Cultivating an entrepreneurial culture is almost as challenging -- and rare -- as launching a successful startup company, the majority of which won't see their fourth birthday. You can't simply wall off the innovators, as in Lockheed Martin's (LMT) legendary "Skunk Works," because by protecting them from being corrupted by the operational, bureaucratic culture, you also block them from the large-company resources that would give them an advantage over nimble independents. Nor can you reasonably expect that every worker will be constantly on the hunt for the next big thing -- the majority will need to focus on routine production.
"The extremes are dangerous," Anthony says. "You have to strike a very careful medium where you find ways to very selectively and thoughtfully borrow the true capabilities that will give you advantages ... without corrupting either side."
So how do you separate rhetoric from reality? Experts differ, but most agree that to have any hope of cultivating true entrepreneurship, leaders must take these four steps.
Make risk-taking, and failure, acceptable
In many companies, employees play it safe because they know a single failure can end a career. Not so, apparently, at education giant Pearson (PSO), where CEO Marjorie Scardino urges employees "to be brave, imaginative and decent." In 2008, then-senior vice president Patrick Supanc found himself worrying out loud to Scardino as they waited together at an airport that Pearson wasn't moving quickly enough to exploit some new opportunities in educational technology. Three months later, Scardino asked him to prepare a pitch on the unknown territory he'd like to chart. The company approved seed funding and in 2010 Pearson launched Alleyoop, an educational software company that prepares teens for college in partnership with a range of content providers -- some Pearson competitors.

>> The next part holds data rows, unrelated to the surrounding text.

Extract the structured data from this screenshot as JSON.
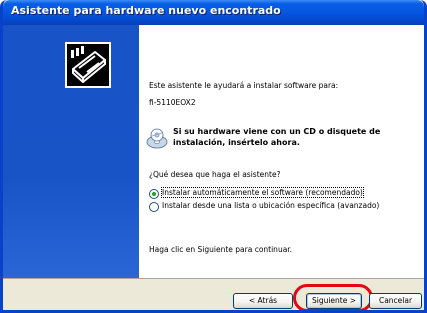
{
  "window": {
    "title": "Asistente para hardware nuevo encontrado"
  },
  "content": {
    "intro": "Este asistente le ayudará a instalar software para:",
    "device": "fi-5110EOX2",
    "cd_message": "Si su hardware viene con un CD o disquete de instalación, insértelo ahora.",
    "question": "¿Qué desea que haga el asistente?",
    "options": [
      {
        "label": "Instalar automáticamente el software (recomendado)",
        "selected": true
      },
      {
        "label": "Instalar desde una lista o ubicación específica (avanzado)",
        "selected": false
      }
    ],
    "hint": "Haga clic en Siguiente para continuar."
  },
  "buttons": {
    "back": "< Atrás",
    "next": "Siguiente >",
    "cancel": "Cancelar"
  },
  "icons": {
    "wizard": "hardware-wizard-icon",
    "cd": "cd-disc-icon"
  },
  "colors": {
    "titlebar": "#0456e0",
    "sidebar": "#1853c8",
    "highlight": "#e30613",
    "radio_selected": "#21a121"
  }
}
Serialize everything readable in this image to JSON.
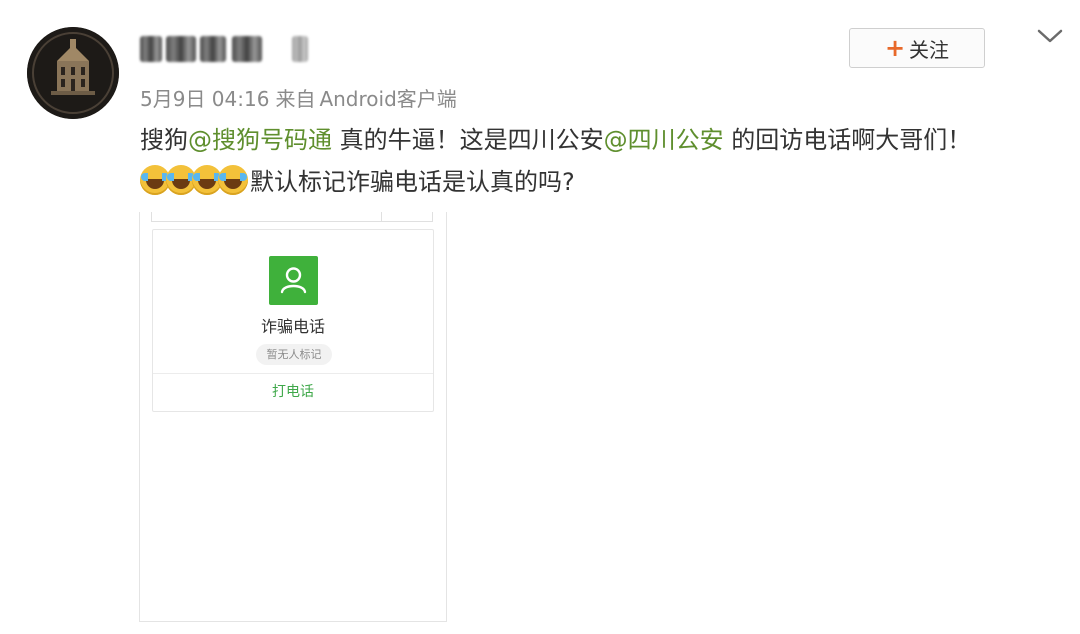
{
  "post": {
    "username": "",
    "meta": {
      "time": "5月9日 04:16",
      "source_prefix": "来自",
      "source": "Android客户端"
    },
    "follow_label": "关注",
    "text": {
      "part1": "搜狗",
      "mention1": "@搜狗号码通",
      "part2": " 真的牛逼！这是四川公安",
      "mention2": "@四川公安",
      "part3": " 的回访电话啊大哥们！",
      "part4": "默认标记诈骗电话是认真的吗?"
    },
    "emoji_icon": "laugh-cry-emoji",
    "emoji_count": 4
  },
  "image_card": {
    "title": "诈骗电话",
    "tag": "暂无人标记",
    "call_label": "打电话",
    "icon": "contact-person-icon",
    "icon_color": "#3fb13b",
    "call_color": "#3fa84a"
  },
  "colors": {
    "mention": "#5f8f2e",
    "follow_plus": "#e8692a",
    "meta": "#8a8a8a"
  }
}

Alleyoop is an independent division of Pearson, with Supanc as president, reporting to a board comprised of top Pearson executives. "This was a risky move," he says. "If corporations want to foster entrepreneurship, they really need to commit to the autonomy and the time and the willingness to support folks as they move through a series of failures."